** Opening Provided information block **
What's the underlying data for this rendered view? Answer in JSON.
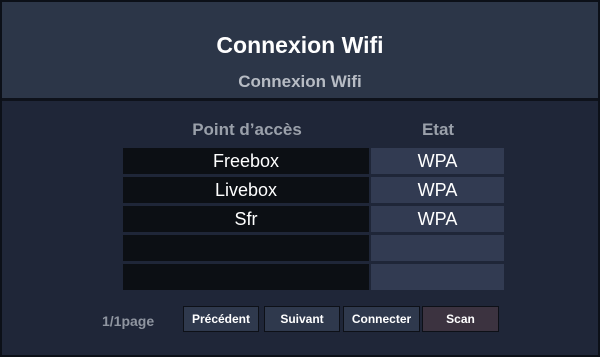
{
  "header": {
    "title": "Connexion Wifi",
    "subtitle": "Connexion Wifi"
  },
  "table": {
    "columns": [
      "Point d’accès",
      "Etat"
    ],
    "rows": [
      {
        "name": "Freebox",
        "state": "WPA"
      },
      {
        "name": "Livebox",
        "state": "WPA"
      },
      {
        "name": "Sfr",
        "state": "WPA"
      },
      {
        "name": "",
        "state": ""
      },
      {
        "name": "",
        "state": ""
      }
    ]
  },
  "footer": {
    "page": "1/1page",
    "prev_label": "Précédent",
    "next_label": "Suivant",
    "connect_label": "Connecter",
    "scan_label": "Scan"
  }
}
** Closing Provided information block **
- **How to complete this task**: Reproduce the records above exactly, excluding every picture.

- **Exercise result**:
What's the underlying data for this rendered view? Answer in JSON.
{
  "header": {
    "title": "Connexion Wifi",
    "subtitle": "Connexion Wifi"
  },
  "table": {
    "columns": [
      "Point d’accès",
      "Etat"
    ],
    "rows": [
      {
        "name": "Freebox",
        "state": "WPA"
      },
      {
        "name": "Livebox",
        "state": "WPA"
      },
      {
        "name": "Sfr",
        "state": "WPA"
      },
      {
        "name": "",
        "state": ""
      },
      {
        "name": "",
        "state": ""
      }
    ]
  },
  "footer": {
    "page": "1/1page",
    "prev_label": "Précédent",
    "next_label": "Suivant",
    "connect_label": "Connecter",
    "scan_label": "Scan"
  }
}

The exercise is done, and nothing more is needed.